Yet when someone finds the courage to confront and forgive those who hurt them profoundly, and they too show deep remorse, it is remarkable and inspiring.

Sir, Forgiveness enables reconciliation and works wonders. I vividly remember watching Nelson Mandela appear at a rally in a football stadium when he was standing as president. It was packed with thousands of people baying for the blood of those who had oppressed them for so long under apartheid. When he stood up Mandela said, quite simply, “If I can forgive them, so can you.” There was no answer to that, coming from someone who had been imprisoned for 27 years. It was this extraordinary capacity to forgive, as much as anything else, that enabled the reconciliation which meant that South Africa became a democracy without descending into a blood bath.

However, forgiveness is not just about the wonders it can do for others, it’s about the good that it can do to us. Archbishop Desmond Tutu, another person who worked tirelessly for justice in South Africa, observed that “to forgive is not just to be altruistic. It is the best form of self-interest . . . you can come out the other side a better person. A better person than the one being consumed by anger and hatred . . . you can move on, and you can even help the perpetrator to become a better person, too.”

Sir, Eva Kor says she has “forgiven” her death-camp tormentors. Meira Ben-Gad (letter, Apr 28) says that remorse by the offender has to precede any rational act of forgiveness. In fact, the nature of human trauma requires that several stages of grief must be negotiated before it is wise or ever meaningful to offer forgiveness, a fact which religious notions on this subject tend to ignore. If people terrify you to the point of death and then you escape, it is inevitable you will experience feelings of depression, confusion, fierce anger, a burning hatred and the desire for revenge. All these are normal responses and must not be suppressed but expressed. To forgive prematurely (and sometimes at all) may do more emotional damage. Fellow, British Association for Counselling and Psychotherapy Sir, I’m pleased to know that I am not the only person to be moved by Eva Kor’s story (“Triumph of good”, letter, Apr 27). However, I take issue with Meira Ben-Gad’s suggestion (Apr 28) that true forgiveness can only follow true remorse.

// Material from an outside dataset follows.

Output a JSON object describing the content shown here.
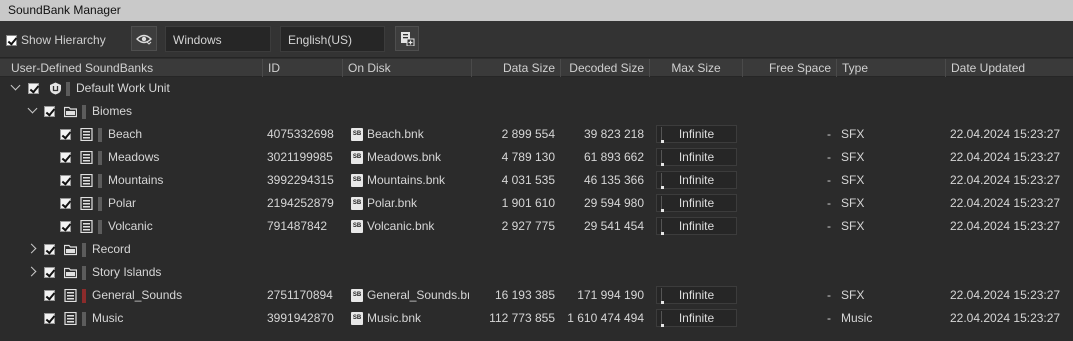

To make my decision to forgive dependent on someone else’s decision about whether to express remorse is to disempower me and deny me the opportunity to receive healing. My own Christian faith teaches that God’s offer of forgiveness is prior to my expression of remorse or repentance (the father of the Prodigal Son runs to meet him, before the son has even said a word). Indeed the grace and mercy shown in that offer of forgiveness (a very costly offer in the Christian story) is what inspires me to repent (turn my life around) and seek God’s help in showing mercy and forgiveness to others.

Sir, I feel truly sorry for Meira Ben-Gad if she cannot forgive without receiving remorse from the perpetrator. If she could, she would be much happier. Forgiveness is a gift, not something you should put a price on. It is called grace.